The pace and pulse quicken with Lithuania’s declaration of independence in March 1990, a brash move to which Moscow initially responds with haughty denial, ruling the declaration to have “no legal authority.” That swiftly shifts into more aggressive opposition, with the Soviet army taking over Lithuania’s government institutions and the attempted enforcement of an economic blockade.
Pulling from a wealth of sources, Loznitsa and his regular ace editor Danielius Kokanauskis’ evocation of this ugly period in history is astonishingly vivid, climaxing with devastating footage from Vilnius’ “Bloody Sunday”January 1991. Soviet troops encircled the city’s TV tower, firing ammunition and driving tanks directly into civilian crowds, killing 14 people. It’s hard to imagine any reconstruction matching the blood-freezing shock of the panicked, end-of-days footage shown from this tragedy, countered by the moving, barely contained calm of Landsbergis’ direct-to-camera plea to Gorbachev to “look at your hands and look into your heart.”

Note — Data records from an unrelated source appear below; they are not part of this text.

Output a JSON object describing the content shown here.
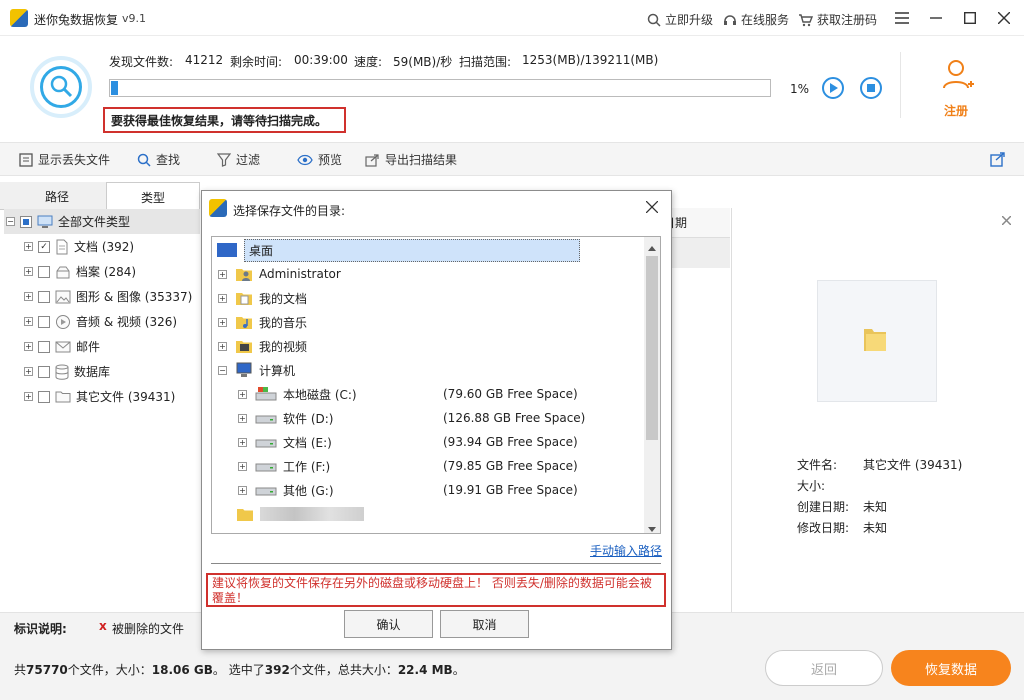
{
  "app": {
    "title": "迷你兔数据恢复",
    "version": "v9.1"
  },
  "header_links": [
    {
      "label": "立即升级",
      "icon": "upgrade-icon"
    },
    {
      "label": "在线服务",
      "icon": "headset-icon"
    },
    {
      "label": "获取注册码",
      "icon": "cart-icon"
    }
  ],
  "scan": {
    "found_label": "发现文件数:",
    "found_value": "41212",
    "remaining_label": "剩余时间:",
    "remaining_value": "00:39:00",
    "speed_label": "速度:",
    "speed_value": "59(MB)/秒",
    "range_label": "扫描范围:",
    "range_value": "1253(MB)/139211(MB)",
    "progress_percent": 1,
    "progress_text": "1%",
    "warning": "要获得最佳恢复结果，请等待扫描完成。"
  },
  "register": {
    "label": "注册"
  },
  "toolbar": [
    {
      "label": "显示丢失文件",
      "icon": "show-lost-icon"
    },
    {
      "label": "查找",
      "icon": "search-icon"
    },
    {
      "label": "过滤",
      "icon": "filter-icon"
    },
    {
      "label": "预览",
      "icon": "eye-icon"
    },
    {
      "label": "导出扫描结果",
      "icon": "export-icon"
    }
  ],
  "tabs": {
    "path": "路径",
    "type": "类型"
  },
  "tree": [
    {
      "label": "全部文件类型",
      "check": "partial"
    },
    {
      "label": "文档 (392)",
      "check": "checked"
    },
    {
      "label": "档案 (284)",
      "check": "none"
    },
    {
      "label": "图形 & 图像 (35337)",
      "check": "none"
    },
    {
      "label": "音频 & 视频 (326)",
      "check": "none"
    },
    {
      "label": "邮件",
      "check": "none"
    },
    {
      "label": "数据库",
      "check": "none"
    },
    {
      "label": "其它文件 (39431)",
      "check": "none"
    }
  ],
  "mid": {
    "header_fragment": "日期"
  },
  "details": {
    "name_label": "文件名:",
    "name_value": "其它文件 (39431)",
    "size_label": "大小:",
    "created_label": "创建日期:",
    "created_value": "未知",
    "modified_label": "修改日期:",
    "modified_value": "未知"
  },
  "legend": {
    "label": "标识说明:",
    "mark": "x",
    "text": "被删除的文件"
  },
  "summary": {
    "text_prefix": "共",
    "total_files": "75770",
    "mid1": "个文件，大小：",
    "total_size": "18.06 GB",
    "mid2": "。 选中了",
    "selected_files": "392",
    "mid3": "个文件，总共大小：",
    "selected_size": "22.4 MB",
    "end": "。"
  },
  "buttons": {
    "back": "返回",
    "recover": "恢复数据"
  },
  "dialog": {
    "title": "选择保存文件的目录:",
    "tree": [
      {
        "label": "桌面",
        "level": 0,
        "expander": false,
        "icon": "desktop-icon",
        "selected": true
      },
      {
        "label": "Administrator",
        "level": 1,
        "expander": true,
        "icon": "user-folder-icon"
      },
      {
        "label": "我的文档",
        "level": 1,
        "expander": true,
        "icon": "documents-folder-icon"
      },
      {
        "label": "我的音乐",
        "level": 1,
        "expander": true,
        "icon": "music-folder-icon"
      },
      {
        "label": "我的视频",
        "level": 1,
        "expander": true,
        "icon": "video-folder-icon"
      },
      {
        "label": "计算机",
        "level": 1,
        "expander": true,
        "icon": "computer-icon"
      },
      {
        "label": "本地磁盘 (C:)",
        "level": 2,
        "expander": true,
        "icon": "system-drive-icon",
        "free": "(79.60 GB Free Space)"
      },
      {
        "label": "软件 (D:)",
        "level": 2,
        "expander": true,
        "icon": "drive-icon",
        "free": "(126.88 GB Free Space)"
      },
      {
        "label": "文档 (E:)",
        "level": 2,
        "expander": true,
        "icon": "drive-icon",
        "free": "(93.94 GB Free Space)"
      },
      {
        "label": "工作 (F:)",
        "level": 2,
        "expander": true,
        "icon": "drive-icon",
        "free": "(79.85 GB Free Space)"
      },
      {
        "label": "其他 (G:)",
        "level": 2,
        "expander": true,
        "icon": "drive-icon",
        "free": "(19.91 GB Free Space)"
      }
    ],
    "manual_link": "手动输入路径",
    "warning": "建议将恢复的文件保存在另外的磁盘或移动硬盘上！ 否则丢失/删除的数据可能会被覆盖！",
    "ok": "确认",
    "cancel": "取消"
  }
}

If Loznitsa isn’t inclined toward dull heroes-and-villains framing, “Mr. Landsbergis”It’s still notable as a cinematic counter to the common view of Gorbachev, an imperfect but noble statesman. It certainly makes for contrasting viewing to a recent pair of Gorbachev-oriented docs, Werner Herzog’s strangely fawning “Meeting Gorbachev” and Vitaly Mansky’s “Gorbachev.Heaven,” which was more circumspect than Herzog’s film but far less damning than Loznitsa’s.
We see Gorbachev in action, and he is often shockingly cruel and bloody-minded in his determination to preserve the USSR. This includes footage of him meeting with Lithuanian citizens who are aggrieved. “I’ve read all your slogans — you can relax,”He speaks to them in a calm voice. He addressed a Lithuanian protester earlier, and he said to them airily. “Mr. Gorbachev”He has “never been and never will be a ‘mister’” — a statement against individualism that “Mr. Landsbergis”Its title is drily and tacitly contested by Loznitsa. Loznitsa’s greatest gift as a document maker is the fact that he finds space for such small, character-revealing details on a huge, rubble-strewn surface. Even though his latest takes four hours to complete, it never feels like an information dump. It is history reassembled in a critical, discerning and scorchingly angry manner.